Exercise requirements » Should any entry include an image, skip the image and copy the entry exactly.
Start of Data shown
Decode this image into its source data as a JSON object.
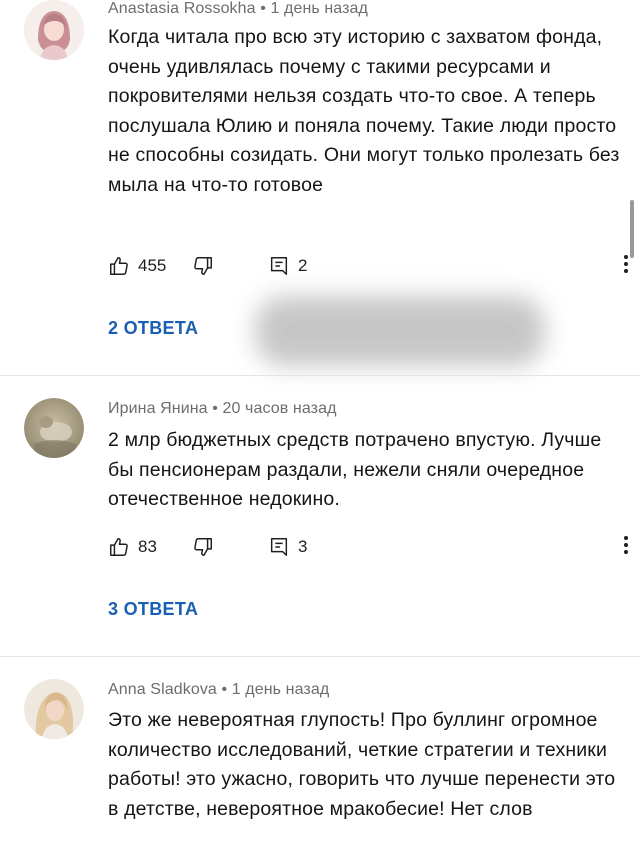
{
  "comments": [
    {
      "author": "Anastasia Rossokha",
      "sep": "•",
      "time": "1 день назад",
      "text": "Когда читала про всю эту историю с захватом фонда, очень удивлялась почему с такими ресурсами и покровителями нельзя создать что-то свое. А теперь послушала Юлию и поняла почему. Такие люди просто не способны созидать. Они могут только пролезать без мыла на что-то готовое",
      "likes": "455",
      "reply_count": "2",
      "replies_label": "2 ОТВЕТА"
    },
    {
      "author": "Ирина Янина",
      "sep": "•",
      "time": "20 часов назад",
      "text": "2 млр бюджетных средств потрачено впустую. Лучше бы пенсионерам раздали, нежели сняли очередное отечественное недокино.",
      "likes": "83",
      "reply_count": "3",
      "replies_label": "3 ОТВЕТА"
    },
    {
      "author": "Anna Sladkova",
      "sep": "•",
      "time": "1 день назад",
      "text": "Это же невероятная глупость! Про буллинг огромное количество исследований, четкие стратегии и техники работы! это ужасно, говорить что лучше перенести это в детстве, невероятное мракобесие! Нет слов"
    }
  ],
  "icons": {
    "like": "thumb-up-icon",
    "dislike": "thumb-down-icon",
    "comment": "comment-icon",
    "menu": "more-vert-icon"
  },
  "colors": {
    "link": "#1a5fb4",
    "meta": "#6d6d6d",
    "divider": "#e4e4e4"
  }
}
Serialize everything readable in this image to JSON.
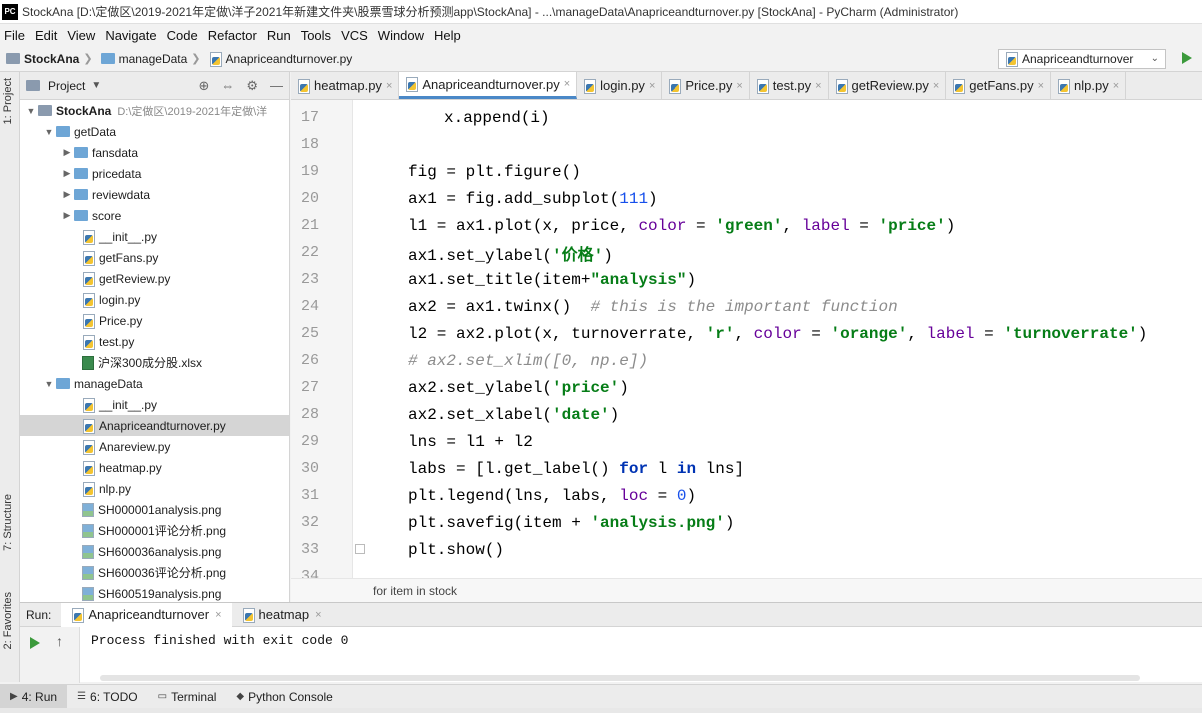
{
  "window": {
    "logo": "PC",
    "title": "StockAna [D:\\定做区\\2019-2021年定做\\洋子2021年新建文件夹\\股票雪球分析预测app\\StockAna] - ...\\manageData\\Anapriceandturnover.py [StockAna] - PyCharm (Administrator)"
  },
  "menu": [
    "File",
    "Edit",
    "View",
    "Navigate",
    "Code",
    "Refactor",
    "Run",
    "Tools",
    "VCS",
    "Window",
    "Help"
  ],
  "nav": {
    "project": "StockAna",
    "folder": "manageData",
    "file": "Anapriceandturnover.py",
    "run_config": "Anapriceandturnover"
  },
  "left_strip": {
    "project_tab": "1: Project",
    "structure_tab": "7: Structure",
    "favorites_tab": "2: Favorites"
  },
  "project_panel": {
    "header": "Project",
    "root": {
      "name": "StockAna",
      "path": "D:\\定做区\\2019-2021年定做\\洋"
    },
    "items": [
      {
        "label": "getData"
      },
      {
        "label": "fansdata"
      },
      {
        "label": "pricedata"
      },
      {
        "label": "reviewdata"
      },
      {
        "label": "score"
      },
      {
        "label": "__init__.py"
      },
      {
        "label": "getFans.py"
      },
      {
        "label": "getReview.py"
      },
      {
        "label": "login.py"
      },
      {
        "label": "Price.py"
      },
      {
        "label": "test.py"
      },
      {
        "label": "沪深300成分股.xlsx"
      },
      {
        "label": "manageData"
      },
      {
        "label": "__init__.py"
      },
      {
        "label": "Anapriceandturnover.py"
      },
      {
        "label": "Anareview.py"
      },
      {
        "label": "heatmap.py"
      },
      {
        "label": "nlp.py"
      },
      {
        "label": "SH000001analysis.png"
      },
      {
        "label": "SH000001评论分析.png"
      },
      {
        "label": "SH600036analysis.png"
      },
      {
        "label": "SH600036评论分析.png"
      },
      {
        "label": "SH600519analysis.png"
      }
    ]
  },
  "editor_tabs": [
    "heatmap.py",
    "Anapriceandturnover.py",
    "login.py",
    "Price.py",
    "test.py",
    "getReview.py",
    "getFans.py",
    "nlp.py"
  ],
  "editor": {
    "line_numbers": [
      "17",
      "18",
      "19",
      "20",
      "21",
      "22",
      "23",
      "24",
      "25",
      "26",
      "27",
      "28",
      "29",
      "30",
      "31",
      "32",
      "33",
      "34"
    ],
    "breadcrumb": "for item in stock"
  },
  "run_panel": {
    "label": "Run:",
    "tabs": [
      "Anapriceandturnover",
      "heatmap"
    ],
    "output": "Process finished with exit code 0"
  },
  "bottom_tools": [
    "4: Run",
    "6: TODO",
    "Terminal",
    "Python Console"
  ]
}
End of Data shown
Task result »
Decode this image into its source data as a JSON object.
{
  "comments": [
    {
      "author": "Anastasia Rossokha",
      "sep": "•",
      "time": "1 день назад",
      "text": "Когда читала про всю эту историю с захватом фонда, очень удивлялась почему с такими ресурсами и покровителями нельзя создать что-то свое. А теперь послушала Юлию и поняла почему. Такие люди просто не способны созидать. Они могут только пролезать без мыла на что-то готовое",
      "likes": "455",
      "reply_count": "2",
      "replies_label": "2 ОТВЕТА"
    },
    {
      "author": "Ирина Янина",
      "sep": "•",
      "time": "20 часов назад",
      "text": "2 млр бюджетных средств потрачено впустую. Лучше бы пенсионерам раздали, нежели сняли очередное отечественное недокино.",
      "likes": "83",
      "reply_count": "3",
      "replies_label": "3 ОТВЕТА"
    },
    {
      "author": "Anna Sladkova",
      "sep": "•",
      "time": "1 день назад",
      "text": "Это же невероятная глупость! Про буллинг огромное количество исследований, четкие стратегии и техники работы! это ужасно, говорить что лучше перенести это в детстве, невероятное мракобесие! Нет слов"
    }
  ],
  "icons": {
    "like": "thumb-up-icon",
    "dislike": "thumb-down-icon",
    "comment": "comment-icon",
    "menu": "more-vert-icon"
  },
  "colors": {
    "link": "#1a5fb4",
    "meta": "#6d6d6d",
    "divider": "#e4e4e4"
  }
}
Serialize everything readable in this image to JSON.
{
  "window": {
    "logo": "PC",
    "title": "StockAna [D:\\定做区\\2019-2021年定做\\洋子2021年新建文件夹\\股票雪球分析预测app\\StockAna] - ...\\manageData\\Anapriceandturnover.py [StockAna] - PyCharm (Administrator)"
  },
  "menu": [
    "File",
    "Edit",
    "View",
    "Navigate",
    "Code",
    "Refactor",
    "Run",
    "Tools",
    "VCS",
    "Window",
    "Help"
  ],
  "nav": {
    "project": "StockAna",
    "folder": "manageData",
    "file": "Anapriceandturnover.py",
    "run_config": "Anapriceandturnover"
  },
  "left_strip": {
    "project_tab": "1: Project",
    "structure_tab": "7: Structure",
    "favorites_tab": "2: Favorites"
  },
  "project_panel": {
    "header": "Project",
    "root": {
      "name": "StockAna",
      "path": "D:\\定做区\\2019-2021年定做\\洋"
    },
    "items": [
      {
        "label": "getData"
      },
      {
        "label": "fansdata"
      },
      {
        "label": "pricedata"
      },
      {
        "label": "reviewdata"
      },
      {
        "label": "score"
      },
      {
        "label": "__init__.py"
      },
      {
        "label": "getFans.py"
      },
      {
        "label": "getReview.py"
      },
      {
        "label": "login.py"
      },
      {
        "label": "Price.py"
      },
      {
        "label": "test.py"
      },
      {
        "label": "沪深300成分股.xlsx"
      },
      {
        "label": "manageData"
      },
      {
        "label": "__init__.py"
      },
      {
        "label": "Anapriceandturnover.py"
      },
      {
        "label": "Anareview.py"
      },
      {
        "label": "heatmap.py"
      },
      {
        "label": "nlp.py"
      },
      {
        "label": "SH000001analysis.png"
      },
      {
        "label": "SH000001评论分析.png"
      },
      {
        "label": "SH600036analysis.png"
      },
      {
        "label": "SH600036评论分析.png"
      },
      {
        "label": "SH600519analysis.png"
      }
    ]
  },
  "editor_tabs": [
    "heatmap.py",
    "Anapriceandturnover.py",
    "login.py",
    "Price.py",
    "test.py",
    "getReview.py",
    "getFans.py",
    "nlp.py"
  ],
  "editor": {
    "line_numbers": [
      "17",
      "18",
      "19",
      "20",
      "21",
      "22",
      "23",
      "24",
      "25",
      "26",
      "27",
      "28",
      "29",
      "30",
      "31",
      "32",
      "33",
      "34"
    ],
    "breadcrumb": "for item in stock"
  },
  "run_panel": {
    "label": "Run:",
    "tabs": [
      "Anapriceandturnover",
      "heatmap"
    ],
    "output": "Process finished with exit code 0"
  },
  "bottom_tools": [
    "4: Run",
    "6: TODO",
    "Terminal",
    "Python Console"
  ]
}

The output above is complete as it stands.